Whittaker’s thesis and stance on the reforming of Russia encompasses the two mentalities of Russia: the conservative history under autocracies and the desire for progress. She mentions that because Russians had only ever truly been governed under a strong, authoritarian leadership that there was an expectation of that way of societal structure (as nothing else had ever been implemented) where the state always came before the individual. However, she importantly notes the contrast that was brought about by reforming tsars.… Read the rest here
1. Thatcher realizes that Gorbachev and her have different prerogatives but shows a willingness to cooperate as long as each side gets what they want.
2. The most important detail regarding each country’s foreign policy is to make sure there is no chance at a presumed “World War III”. Each side realizes that would be disastrous to their own country’s interests and domestic policy, so they will go to great lengths to avoid such an event.… Read the rest here
United States President Ronald Reagan gave this speech on June 12, 1987 in West Berlin.
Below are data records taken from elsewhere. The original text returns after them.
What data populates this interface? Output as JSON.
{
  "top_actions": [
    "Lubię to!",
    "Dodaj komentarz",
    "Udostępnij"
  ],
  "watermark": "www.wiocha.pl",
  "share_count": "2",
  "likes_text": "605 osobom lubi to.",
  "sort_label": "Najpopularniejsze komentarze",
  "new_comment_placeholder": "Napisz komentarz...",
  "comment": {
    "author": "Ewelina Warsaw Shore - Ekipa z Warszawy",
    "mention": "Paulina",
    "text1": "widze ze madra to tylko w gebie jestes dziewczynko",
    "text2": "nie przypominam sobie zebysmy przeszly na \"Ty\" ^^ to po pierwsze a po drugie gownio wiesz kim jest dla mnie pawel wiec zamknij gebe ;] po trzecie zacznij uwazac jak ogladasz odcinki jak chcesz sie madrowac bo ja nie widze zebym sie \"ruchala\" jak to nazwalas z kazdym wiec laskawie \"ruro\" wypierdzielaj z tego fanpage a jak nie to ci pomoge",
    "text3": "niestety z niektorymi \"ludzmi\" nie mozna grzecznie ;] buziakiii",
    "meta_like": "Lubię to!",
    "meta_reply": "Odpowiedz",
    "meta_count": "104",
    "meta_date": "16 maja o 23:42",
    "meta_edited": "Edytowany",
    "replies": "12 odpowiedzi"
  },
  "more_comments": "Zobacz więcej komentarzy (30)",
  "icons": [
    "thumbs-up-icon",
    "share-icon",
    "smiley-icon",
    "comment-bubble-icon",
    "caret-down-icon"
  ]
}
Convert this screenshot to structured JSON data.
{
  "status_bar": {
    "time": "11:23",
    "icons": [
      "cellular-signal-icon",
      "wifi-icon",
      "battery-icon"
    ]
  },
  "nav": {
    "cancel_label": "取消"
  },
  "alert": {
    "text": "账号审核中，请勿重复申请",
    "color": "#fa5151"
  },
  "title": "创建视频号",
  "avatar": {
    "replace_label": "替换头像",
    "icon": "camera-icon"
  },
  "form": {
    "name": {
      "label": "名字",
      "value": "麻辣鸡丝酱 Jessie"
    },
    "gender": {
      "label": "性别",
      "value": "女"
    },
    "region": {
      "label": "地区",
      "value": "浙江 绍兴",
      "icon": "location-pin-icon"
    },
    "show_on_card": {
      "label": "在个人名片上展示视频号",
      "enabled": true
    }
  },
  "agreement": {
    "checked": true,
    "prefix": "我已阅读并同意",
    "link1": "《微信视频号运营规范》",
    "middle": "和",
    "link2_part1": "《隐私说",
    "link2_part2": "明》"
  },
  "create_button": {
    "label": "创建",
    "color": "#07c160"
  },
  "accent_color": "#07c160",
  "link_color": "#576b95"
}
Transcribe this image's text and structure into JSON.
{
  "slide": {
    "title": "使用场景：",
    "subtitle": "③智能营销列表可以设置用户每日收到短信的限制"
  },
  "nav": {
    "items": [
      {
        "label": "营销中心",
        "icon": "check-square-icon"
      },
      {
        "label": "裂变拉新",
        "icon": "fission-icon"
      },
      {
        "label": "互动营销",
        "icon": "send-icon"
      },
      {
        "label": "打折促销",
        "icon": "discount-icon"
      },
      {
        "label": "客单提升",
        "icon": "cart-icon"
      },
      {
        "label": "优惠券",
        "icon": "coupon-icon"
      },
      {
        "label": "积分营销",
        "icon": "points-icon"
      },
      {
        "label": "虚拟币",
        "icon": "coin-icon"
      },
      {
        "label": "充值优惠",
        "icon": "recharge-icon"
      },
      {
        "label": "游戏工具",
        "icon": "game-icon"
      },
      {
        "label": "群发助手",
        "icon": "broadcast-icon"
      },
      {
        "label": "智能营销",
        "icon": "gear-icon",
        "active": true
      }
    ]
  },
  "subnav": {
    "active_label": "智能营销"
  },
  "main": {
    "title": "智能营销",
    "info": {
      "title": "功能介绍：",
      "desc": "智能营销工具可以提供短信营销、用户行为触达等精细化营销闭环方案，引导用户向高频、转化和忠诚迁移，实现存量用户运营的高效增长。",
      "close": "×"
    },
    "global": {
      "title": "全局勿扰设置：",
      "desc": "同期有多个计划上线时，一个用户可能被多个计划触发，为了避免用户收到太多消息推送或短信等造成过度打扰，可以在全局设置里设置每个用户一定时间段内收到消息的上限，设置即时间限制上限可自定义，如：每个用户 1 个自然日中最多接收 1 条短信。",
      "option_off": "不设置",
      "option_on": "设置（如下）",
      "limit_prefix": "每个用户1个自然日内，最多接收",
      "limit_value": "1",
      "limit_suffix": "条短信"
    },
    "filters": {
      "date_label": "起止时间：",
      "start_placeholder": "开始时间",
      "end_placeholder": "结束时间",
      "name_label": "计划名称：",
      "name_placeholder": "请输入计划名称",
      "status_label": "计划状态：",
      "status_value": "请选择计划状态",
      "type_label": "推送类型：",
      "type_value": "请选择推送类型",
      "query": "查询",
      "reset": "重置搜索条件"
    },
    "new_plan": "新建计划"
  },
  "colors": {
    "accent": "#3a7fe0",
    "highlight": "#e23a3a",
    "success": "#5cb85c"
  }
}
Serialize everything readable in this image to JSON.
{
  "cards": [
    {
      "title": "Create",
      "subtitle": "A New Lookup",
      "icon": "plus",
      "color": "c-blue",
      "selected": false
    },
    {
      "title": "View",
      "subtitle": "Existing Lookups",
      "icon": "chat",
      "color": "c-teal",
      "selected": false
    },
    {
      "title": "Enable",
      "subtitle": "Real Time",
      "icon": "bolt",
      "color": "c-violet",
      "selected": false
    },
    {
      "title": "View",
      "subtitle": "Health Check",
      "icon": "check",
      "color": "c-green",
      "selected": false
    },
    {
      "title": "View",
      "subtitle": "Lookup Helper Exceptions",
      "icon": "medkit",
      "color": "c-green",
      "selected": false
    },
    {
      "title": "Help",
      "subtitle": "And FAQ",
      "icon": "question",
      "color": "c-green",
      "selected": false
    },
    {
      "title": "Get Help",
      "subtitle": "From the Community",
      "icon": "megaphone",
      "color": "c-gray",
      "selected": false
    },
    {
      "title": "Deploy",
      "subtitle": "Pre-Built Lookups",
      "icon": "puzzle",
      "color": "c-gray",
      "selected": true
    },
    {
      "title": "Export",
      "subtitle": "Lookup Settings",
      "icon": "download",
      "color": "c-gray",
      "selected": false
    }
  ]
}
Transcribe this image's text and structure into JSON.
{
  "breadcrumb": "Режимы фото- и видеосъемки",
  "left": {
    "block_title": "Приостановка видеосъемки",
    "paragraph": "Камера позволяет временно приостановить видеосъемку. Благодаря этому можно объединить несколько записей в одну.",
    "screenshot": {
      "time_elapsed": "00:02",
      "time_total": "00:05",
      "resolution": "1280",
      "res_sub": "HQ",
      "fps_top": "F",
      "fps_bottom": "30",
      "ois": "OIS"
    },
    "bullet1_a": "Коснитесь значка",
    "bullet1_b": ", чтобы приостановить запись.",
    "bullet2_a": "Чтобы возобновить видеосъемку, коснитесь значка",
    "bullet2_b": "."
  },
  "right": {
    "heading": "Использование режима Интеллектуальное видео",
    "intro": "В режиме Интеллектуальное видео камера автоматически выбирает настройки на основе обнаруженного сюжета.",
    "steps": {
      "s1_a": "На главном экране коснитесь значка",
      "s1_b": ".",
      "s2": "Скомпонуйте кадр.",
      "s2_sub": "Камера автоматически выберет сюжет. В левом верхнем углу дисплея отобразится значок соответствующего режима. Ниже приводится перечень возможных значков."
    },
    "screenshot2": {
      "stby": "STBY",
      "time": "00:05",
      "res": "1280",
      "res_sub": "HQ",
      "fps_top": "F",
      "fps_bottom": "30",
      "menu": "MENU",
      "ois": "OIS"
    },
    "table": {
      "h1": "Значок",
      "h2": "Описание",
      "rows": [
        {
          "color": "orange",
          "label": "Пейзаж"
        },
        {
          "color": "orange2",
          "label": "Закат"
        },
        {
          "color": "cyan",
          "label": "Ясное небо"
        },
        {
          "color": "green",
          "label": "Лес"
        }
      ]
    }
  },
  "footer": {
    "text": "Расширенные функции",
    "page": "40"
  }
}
The speech was televised globally (including East Berlin) with the Brandenburg Gate and the Berlin wall as a key backdrop. President Reagan announced to the German people that he joined them as their fellow countrymen and firmly believed that there is only one Berlin. He stated, “as long as this gate is closed, as long as this scare of a wall is permitted to stand, it is not the German question alone that remains open, but the question of freedom for all mankind.” The President saw the Berlin wall essential to the future of not only Berlin, but also Europe as a whole.
December 1988, Gorbachev delivered a “watershed” speech at the United Nations that demonstrated his growing liberalization efforts. All of these efforts would create a less intrusive force in the eastern bloc, as shown be attempts to decrease the military forces prevalent there and the amounts of armaments used.
President Bush saw these as empty promises; pointing out how despite the perception that Gorbachev was creating opportunity for the people in the Soviet Union, their standards of living remain very low- similar to as they were under Stalin.
Perestroika and glasnost were terms Gorbachev used to embody his cultural reforms and openness to Western influence. The Chinese, too, had a period of openness. In 1956 Mao said that, “The policy of letting a hundred flowers bloom and a hundred schools of thought contend is designed to promote the flourishing of the arts and the progress of science.” This “100 Flowers Movement” was ended in 1957 with political persecutions. Both Communist powers handled political dissonance in the second half of the 20th century differently, with the USSR embracing and the Chinese silencing controversy. … Read the rest here